After recent events, it’s fair to say that Londoners might well be in need of something to make them smile on their journeys around town - which is why we love the new Art of the Underground project, Acts of Kindness.
An idea conceived by artist Michael Landy, Acts of Kindness is a project encouraging anyone who’s ever used the tube - Londoners and visitors alike - to share stories of compassion and generosity shown to them by other passengers. Celebrating those rare moments when silent commuters stop to talk and help each other out, the project’s aim is to examine the rare feeling we get on the London Underground of being ‘connected’ to each other.
Landy, who defines an act of kindness as breaking out of the “bubble” that we disappear into on the tube and “going beyond yourself to acknowledge someone else’s feelings”, takes all the Acts of Kindness stories submitted and develops them into visual artwork displayed at various stations around the Circle Line.
We love reading some of the acts of kindness that have been submitted anonymously to the Art on the Underground site - like this one, which we can all relate to:
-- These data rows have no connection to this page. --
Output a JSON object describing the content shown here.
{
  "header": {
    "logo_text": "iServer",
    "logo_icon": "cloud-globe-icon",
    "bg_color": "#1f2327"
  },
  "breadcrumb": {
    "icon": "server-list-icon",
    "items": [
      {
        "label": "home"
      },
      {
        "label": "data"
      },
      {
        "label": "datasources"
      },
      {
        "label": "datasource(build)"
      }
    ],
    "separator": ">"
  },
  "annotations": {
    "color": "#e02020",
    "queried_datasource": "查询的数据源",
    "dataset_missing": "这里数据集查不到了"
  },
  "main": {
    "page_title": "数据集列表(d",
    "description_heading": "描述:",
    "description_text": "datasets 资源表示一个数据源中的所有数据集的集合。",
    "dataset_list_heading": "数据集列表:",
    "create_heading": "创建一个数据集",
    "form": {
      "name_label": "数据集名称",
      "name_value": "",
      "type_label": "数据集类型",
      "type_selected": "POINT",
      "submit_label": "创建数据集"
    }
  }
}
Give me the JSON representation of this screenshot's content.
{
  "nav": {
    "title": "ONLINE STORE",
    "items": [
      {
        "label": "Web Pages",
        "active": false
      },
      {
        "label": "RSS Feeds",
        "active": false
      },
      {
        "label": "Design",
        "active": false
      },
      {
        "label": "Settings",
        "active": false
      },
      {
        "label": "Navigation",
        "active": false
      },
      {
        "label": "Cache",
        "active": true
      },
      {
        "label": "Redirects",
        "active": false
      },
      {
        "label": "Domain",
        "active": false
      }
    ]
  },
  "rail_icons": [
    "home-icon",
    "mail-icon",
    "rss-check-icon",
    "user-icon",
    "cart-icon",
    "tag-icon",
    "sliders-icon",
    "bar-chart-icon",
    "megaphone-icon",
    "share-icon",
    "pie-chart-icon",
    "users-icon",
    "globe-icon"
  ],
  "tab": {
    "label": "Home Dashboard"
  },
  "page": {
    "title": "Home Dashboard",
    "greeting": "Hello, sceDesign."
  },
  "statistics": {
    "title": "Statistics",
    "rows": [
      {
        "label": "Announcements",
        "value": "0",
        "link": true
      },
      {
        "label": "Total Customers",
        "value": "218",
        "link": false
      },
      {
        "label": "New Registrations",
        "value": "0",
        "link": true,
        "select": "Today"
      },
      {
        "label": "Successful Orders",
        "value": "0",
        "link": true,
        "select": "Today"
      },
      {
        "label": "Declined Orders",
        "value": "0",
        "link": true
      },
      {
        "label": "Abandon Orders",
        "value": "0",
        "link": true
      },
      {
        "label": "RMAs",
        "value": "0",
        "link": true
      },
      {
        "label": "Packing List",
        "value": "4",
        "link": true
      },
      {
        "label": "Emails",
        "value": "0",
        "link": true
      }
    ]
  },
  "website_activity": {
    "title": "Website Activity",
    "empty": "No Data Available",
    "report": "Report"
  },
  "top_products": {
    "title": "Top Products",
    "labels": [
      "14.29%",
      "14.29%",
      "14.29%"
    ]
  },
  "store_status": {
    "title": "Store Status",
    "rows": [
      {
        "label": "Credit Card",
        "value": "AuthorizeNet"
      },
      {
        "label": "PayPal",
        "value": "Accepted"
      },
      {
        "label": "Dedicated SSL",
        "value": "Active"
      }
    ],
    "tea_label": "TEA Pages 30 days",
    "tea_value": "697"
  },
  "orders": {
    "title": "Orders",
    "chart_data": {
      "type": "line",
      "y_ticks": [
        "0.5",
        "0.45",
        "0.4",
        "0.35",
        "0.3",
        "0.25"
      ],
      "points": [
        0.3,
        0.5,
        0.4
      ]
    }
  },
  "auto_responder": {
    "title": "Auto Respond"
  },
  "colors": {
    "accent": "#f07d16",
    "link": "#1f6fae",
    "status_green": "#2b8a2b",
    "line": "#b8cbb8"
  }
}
I cried on the Victoria line, last Friday. Boy trouble. When I got off at Stockwell a girl of about 22 came running up to me to see if I was OK. She gave me a hug and looked right into my tear soaked eyes and said 'sometimes you just need a hug from a random stranger on the tube.' As she walked off in the opposite direction I realised she was right. She'll never know how much her kindness meant to me.
To read more stories of everyday gestures on the tube that have raised people’s spirits, visit the Acts of Kindness site - and if you’d like to share any encounters you’ve had on the Underground, you can share them with the Acts of Kindness project here. We think it’s a great idea - we might all be in need of showing a little kindness to each other right now!